*Problem description*
Your answer must be an exact copy of the entries below, with no pictures in it.

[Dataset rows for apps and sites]

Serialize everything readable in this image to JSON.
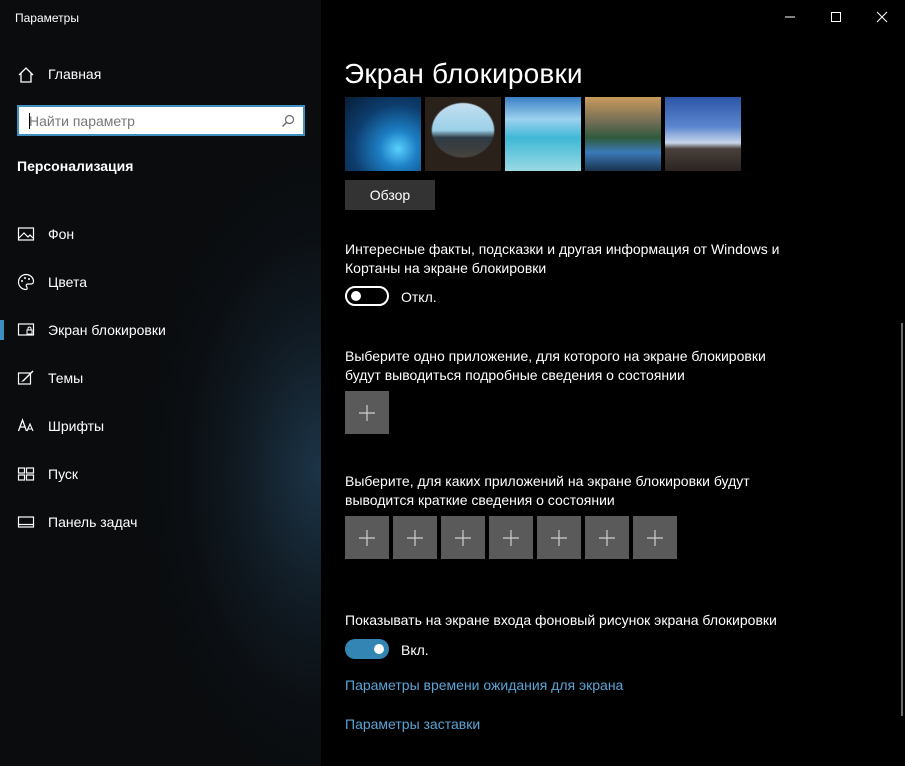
{
  "window": {
    "title": "Параметры"
  },
  "sidebar": {
    "home_label": "Главная",
    "search": {
      "placeholder": "Найти параметр",
      "value": ""
    },
    "section_title": "Персонализация",
    "items": [
      {
        "label": "Фон",
        "icon": "picture-icon",
        "active": false
      },
      {
        "label": "Цвета",
        "icon": "palette-icon",
        "active": false
      },
      {
        "label": "Экран блокировки",
        "icon": "lock-screen-icon",
        "active": true
      },
      {
        "label": "Темы",
        "icon": "themes-icon",
        "active": false
      },
      {
        "label": "Шрифты",
        "icon": "fonts-icon",
        "active": false
      },
      {
        "label": "Пуск",
        "icon": "start-icon",
        "active": false
      },
      {
        "label": "Панель задач",
        "icon": "taskbar-icon",
        "active": false
      }
    ]
  },
  "main": {
    "title": "Экран блокировки",
    "browse_label": "Обзор",
    "fun_facts": {
      "text": "Интересные факты, подсказки и другая информация от Windows и Кортаны на экране блокировки",
      "toggle_label": "Откл.",
      "state": "off"
    },
    "detailed_status": {
      "text": "Выберите одно приложение, для которого на экране блокировки будут выводиться подробные сведения о состоянии"
    },
    "quick_status": {
      "text": "Выберите, для каких приложений на экране блокировки будут выводится краткие сведения о состоянии",
      "slots": 7
    },
    "signin_background": {
      "text": "Показывать на экране входа фоновый рисунок экрана блокировки",
      "toggle_label": "Вкл.",
      "state": "on"
    },
    "links": {
      "timeout": "Параметры времени ожидания для экрана",
      "screensaver": "Параметры заставки"
    }
  },
  "colors": {
    "accent": "#3386b3",
    "link": "#5aa4d6",
    "sidebar_bg": "#0b0f13"
  }
}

*Response below*
Serialize everything readable in this image to JSON.
{
  "window": {
    "title": "Параметры"
  },
  "sidebar": {
    "home_label": "Главная",
    "search": {
      "placeholder": "Найти параметр",
      "value": ""
    },
    "section_title": "Персонализация",
    "items": [
      {
        "label": "Фон",
        "icon": "picture-icon",
        "active": false
      },
      {
        "label": "Цвета",
        "icon": "palette-icon",
        "active": false
      },
      {
        "label": "Экран блокировки",
        "icon": "lock-screen-icon",
        "active": true
      },
      {
        "label": "Темы",
        "icon": "themes-icon",
        "active": false
      },
      {
        "label": "Шрифты",
        "icon": "fonts-icon",
        "active": false
      },
      {
        "label": "Пуск",
        "icon": "start-icon",
        "active": false
      },
      {
        "label": "Панель задач",
        "icon": "taskbar-icon",
        "active": false
      }
    ]
  },
  "main": {
    "title": "Экран блокировки",
    "browse_label": "Обзор",
    "fun_facts": {
      "text": "Интересные факты, подсказки и другая информация от Windows и Кортаны на экране блокировки",
      "toggle_label": "Откл.",
      "state": "off"
    },
    "detailed_status": {
      "text": "Выберите одно приложение, для которого на экране блокировки будут выводиться подробные сведения о состоянии"
    },
    "quick_status": {
      "text": "Выберите, для каких приложений на экране блокировки будут выводится краткие сведения о состоянии",
      "slots": 7
    },
    "signin_background": {
      "text": "Показывать на экране входа фоновый рисунок экрана блокировки",
      "toggle_label": "Вкл.",
      "state": "on"
    },
    "links": {
      "timeout": "Параметры времени ожидания для экрана",
      "screensaver": "Параметры заставки"
    }
  },
  "colors": {
    "accent": "#3386b3",
    "link": "#5aa4d6",
    "sidebar_bg": "#0b0f13"
  }
}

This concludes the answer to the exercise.